I've just seen another vendor presentation suggesting that broadband operators might be able to charge "upstream" content or Internet companies for differentiated QoS, enabling them to "monetise the pipe".
It's a common refrain, underlined as usual by the 2008-era reference to "over the top players".
Even leaving aside the realities of Net Neutrality legislation for a minute, there simply seem to be almost no real-world examples of "cold hard cash" changing hands for differentiated broadband in this way.
Some of the recent work I've been doing with Telco 2.0 on broadband business models has suggested a few possible niche options here - but there will need to be a lot of work to wrap them with integration and customisation.
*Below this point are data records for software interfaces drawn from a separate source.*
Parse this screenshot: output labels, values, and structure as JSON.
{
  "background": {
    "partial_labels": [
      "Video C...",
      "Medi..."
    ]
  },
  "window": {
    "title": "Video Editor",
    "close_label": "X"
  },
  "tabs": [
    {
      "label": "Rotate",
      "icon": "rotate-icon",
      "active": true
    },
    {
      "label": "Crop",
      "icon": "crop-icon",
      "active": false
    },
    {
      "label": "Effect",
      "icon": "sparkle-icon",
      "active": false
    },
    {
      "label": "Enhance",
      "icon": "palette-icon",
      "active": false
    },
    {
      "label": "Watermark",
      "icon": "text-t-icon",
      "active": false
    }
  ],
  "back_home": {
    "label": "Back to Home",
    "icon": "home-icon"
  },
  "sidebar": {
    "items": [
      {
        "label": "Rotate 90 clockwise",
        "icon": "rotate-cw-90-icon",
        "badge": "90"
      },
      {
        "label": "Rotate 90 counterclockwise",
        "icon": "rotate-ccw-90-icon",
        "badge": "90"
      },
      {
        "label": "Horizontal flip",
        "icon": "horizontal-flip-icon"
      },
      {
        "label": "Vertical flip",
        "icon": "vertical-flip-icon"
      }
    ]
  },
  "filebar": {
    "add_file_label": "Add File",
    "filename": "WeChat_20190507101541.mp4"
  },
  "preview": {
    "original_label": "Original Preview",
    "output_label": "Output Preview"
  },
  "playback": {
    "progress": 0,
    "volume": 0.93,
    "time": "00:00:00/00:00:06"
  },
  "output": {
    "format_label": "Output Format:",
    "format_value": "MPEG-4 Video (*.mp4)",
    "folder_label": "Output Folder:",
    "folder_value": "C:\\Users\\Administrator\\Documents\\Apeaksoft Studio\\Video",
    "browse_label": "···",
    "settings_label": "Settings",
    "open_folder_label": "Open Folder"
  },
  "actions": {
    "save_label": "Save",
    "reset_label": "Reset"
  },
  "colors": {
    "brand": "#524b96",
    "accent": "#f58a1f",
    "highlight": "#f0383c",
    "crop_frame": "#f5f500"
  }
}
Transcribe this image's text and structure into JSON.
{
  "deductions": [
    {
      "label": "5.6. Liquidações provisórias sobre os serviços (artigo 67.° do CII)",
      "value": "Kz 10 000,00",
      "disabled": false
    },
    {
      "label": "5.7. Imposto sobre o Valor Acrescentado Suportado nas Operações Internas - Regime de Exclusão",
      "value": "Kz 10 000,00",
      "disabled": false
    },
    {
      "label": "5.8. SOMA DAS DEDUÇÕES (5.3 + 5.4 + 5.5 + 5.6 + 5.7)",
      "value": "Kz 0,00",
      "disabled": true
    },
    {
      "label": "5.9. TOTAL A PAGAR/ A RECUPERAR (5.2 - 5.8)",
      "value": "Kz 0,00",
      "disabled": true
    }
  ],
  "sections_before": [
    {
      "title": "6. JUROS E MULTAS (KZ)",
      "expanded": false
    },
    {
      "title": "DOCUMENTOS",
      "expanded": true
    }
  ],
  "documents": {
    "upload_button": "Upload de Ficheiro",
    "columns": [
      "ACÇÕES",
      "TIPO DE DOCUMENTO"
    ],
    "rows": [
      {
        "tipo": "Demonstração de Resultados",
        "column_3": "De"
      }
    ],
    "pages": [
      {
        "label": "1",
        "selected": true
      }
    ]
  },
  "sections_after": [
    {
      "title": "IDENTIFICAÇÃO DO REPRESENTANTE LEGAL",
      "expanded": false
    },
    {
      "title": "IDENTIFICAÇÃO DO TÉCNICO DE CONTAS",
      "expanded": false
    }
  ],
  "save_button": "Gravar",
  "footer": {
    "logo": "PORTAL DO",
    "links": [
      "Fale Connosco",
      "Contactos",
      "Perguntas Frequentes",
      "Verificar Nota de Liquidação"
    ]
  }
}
I'll be talking about these in coming weeks and months.
But every time someone suggests operators might charge the BBC or YouTube or Facebook for access to "their pipes" I can't but help wondering if the reality will be the exact opposite.
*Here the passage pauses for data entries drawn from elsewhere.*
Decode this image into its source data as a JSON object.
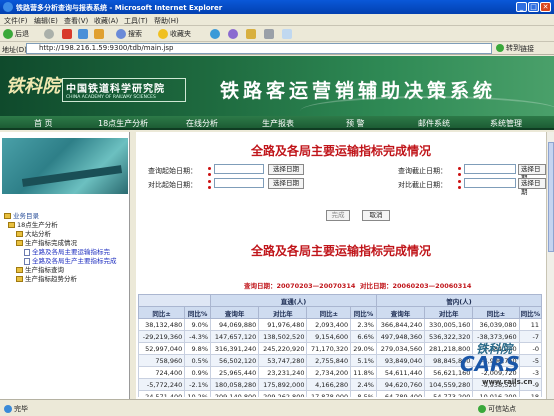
{
  "window": {
    "title": "铁路营多分析查询与报表系统 - Microsoft Internet Explorer",
    "controls": [
      "_",
      "□",
      "✕"
    ]
  },
  "menu": [
    "文件(F)",
    "编辑(E)",
    "查看(V)",
    "收藏(A)",
    "工具(T)",
    "帮助(H)"
  ],
  "toolbar": {
    "back": "后退",
    "search": "搜索",
    "favorites": "收藏夹"
  },
  "address": {
    "label": "地址(D)",
    "url": "http://198.216.1.59:9300/tdb/main.jsp",
    "go": "转到",
    "links": "链接"
  },
  "banner": {
    "logo_script": "铁科院",
    "logo_cn": "中国铁道科学研究院",
    "logo_en": "CHINA ACADEMY OF RAILWAY SCIENCES",
    "system_title": "铁路客运营销辅助决策系统"
  },
  "nav": [
    "首 页",
    "18点生产分析",
    "在线分析",
    "生产报表",
    "预 警",
    "邮件系统",
    "系统管理"
  ],
  "sidebar": {
    "tree": [
      {
        "label": "业务目录",
        "level": 0,
        "type": "root"
      },
      {
        "label": "18点生产分析",
        "level": 1,
        "type": "folder"
      },
      {
        "label": "大站分析",
        "level": 2,
        "type": "folder"
      },
      {
        "label": "生产指标完成情况",
        "level": 2,
        "type": "folder"
      },
      {
        "label": "全路及各局主要运输指标完",
        "level": 3,
        "type": "link"
      },
      {
        "label": "全路及各局生产主要指标完成",
        "level": 3,
        "type": "link"
      },
      {
        "label": "生产指标查询",
        "level": 2,
        "type": "folder"
      },
      {
        "label": "生产指标趋势分析",
        "level": 2,
        "type": "folder"
      }
    ]
  },
  "form": {
    "title": "全路及各局主要运输指标完成情况",
    "query_start_label": "查询起始日期：",
    "query_end_label": "查询截止日期：",
    "compare_start_label": "对比起始日期：",
    "compare_end_label": "对比截止日期：",
    "select_date_button": "选择日期",
    "submit_button": "完成",
    "cancel_button": "取消"
  },
  "report": {
    "title": "全路及各局主要运输指标完成情况",
    "query_date": "查询日期：20070203—20070314",
    "compare_date": "对比日期：20060203—20060314",
    "group_direct": "直通(人)",
    "group_local": "管内(人)",
    "columns": [
      "同比±",
      "同比%",
      "查询年",
      "对比年",
      "同比±",
      "同比%",
      "查询年",
      "对比年",
      "同比±",
      "同比%"
    ],
    "rows": [
      [
        "38,132,480",
        "9.0%",
        "94,069,880",
        "91,976,480",
        "2,093,400",
        "2.3%",
        "366,844,240",
        "330,005,160",
        "36,039,080",
        "11"
      ],
      [
        "-29,219,360",
        "-4.3%",
        "147,657,120",
        "138,502,520",
        "9,154,600",
        "6.6%",
        "497,948,360",
        "536,322,320",
        "-38,373,960",
        "-7"
      ],
      [
        "52,997,040",
        "9.8%",
        "316,391,240",
        "245,220,920",
        "71,170,320",
        "29.0%",
        "279,034,560",
        "281,218,800",
        "-2,184,240",
        "-0"
      ],
      [
        "758,960",
        "0.5%",
        "56,502,120",
        "53,747,280",
        "2,755,840",
        "5.1%",
        "93,849,040",
        "98,845,800",
        "-4,996,760",
        "-5"
      ],
      [
        "724,400",
        "0.9%",
        "25,965,440",
        "23,231,240",
        "2,734,200",
        "11.8%",
        "54,611,440",
        "56,621,160",
        "-2,009,720",
        "-3"
      ],
      [
        "-5,772,240",
        "-2.1%",
        "180,058,280",
        "175,892,000",
        "4,166,280",
        "2.4%",
        "94,620,760",
        "104,559,280",
        "-9,938,520",
        "-9"
      ],
      [
        "24,571,400",
        "10.2%",
        "209,140,800",
        "209,262,800",
        "17,878,000",
        "8.5%",
        "64,789,400",
        "54,773,200",
        "10,016,200",
        "18"
      ]
    ]
  },
  "status": {
    "done": "完毕",
    "zone": "可信站点"
  },
  "watermark": {
    "script": "铁科院",
    "brand": "CARS",
    "site": "www.rails.cn"
  }
}
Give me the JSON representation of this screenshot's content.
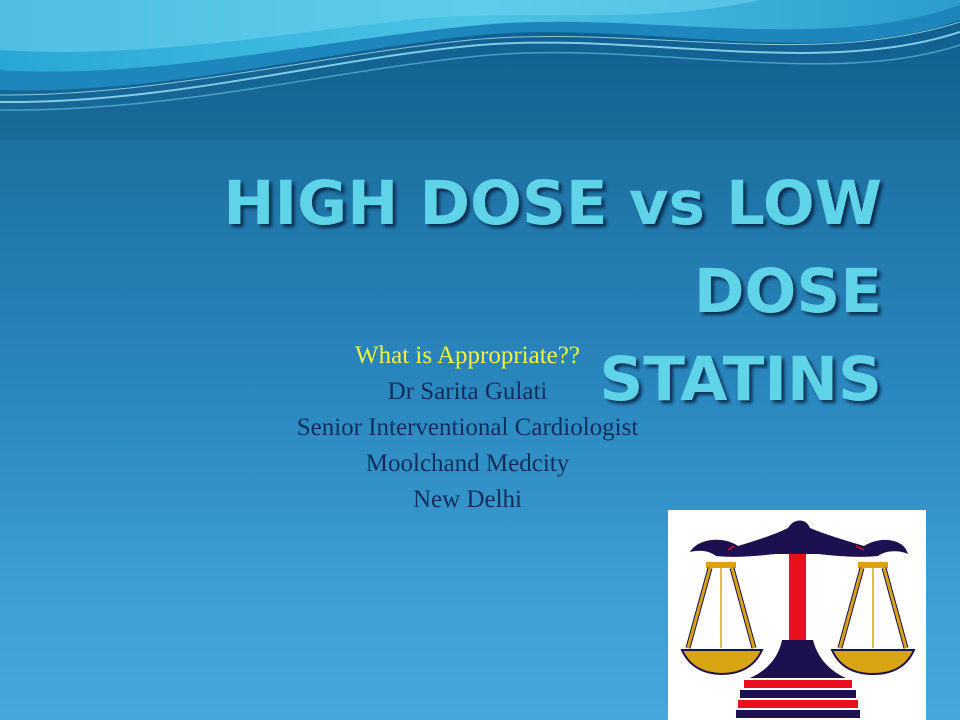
{
  "slide": {
    "title_line1": "HIGH DOSE vs LOW DOSE",
    "title_line2": "STATINS",
    "subtitle": {
      "tagline": "What is Appropriate??",
      "presenter": "Dr Sarita Gulati",
      "role": "Senior Interventional Cardiologist",
      "institution": "Moolchand Medcity",
      "city": "New Delhi"
    },
    "logo_icon": "balance-scale-icon",
    "colors": {
      "title": "#5fd3e8",
      "subtitle": "#0f2d5c",
      "highlight": "#f4f23c",
      "background_top": "#1a6a9a",
      "background_bottom": "#46a8da",
      "scale_beam": "#1c1050",
      "scale_pillar": "#e8101c",
      "scale_pans": "#d9a411"
    }
  }
}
I can imagine Facebook, with its 400m users, starting to reverse the proposition. "Dear Mr Broadband operator, forget about trying to charge us per GB of data. Instead, we'd like *you to pay us* $1 per user per month for access to the latest version of Facebook's web platform. PS you can also buy adverts to target users on your rivals' access connections"
Speaking Engagements & Private Workshops - Get Dean Bubley to present or chair your event
Need an experienced, provocative & influential telecoms keynote speaker, moderator/chair or workshop facilitator?
To discuss Dean Bubley's appearance at a specific event, contact information AT disruptive-analysis DOT com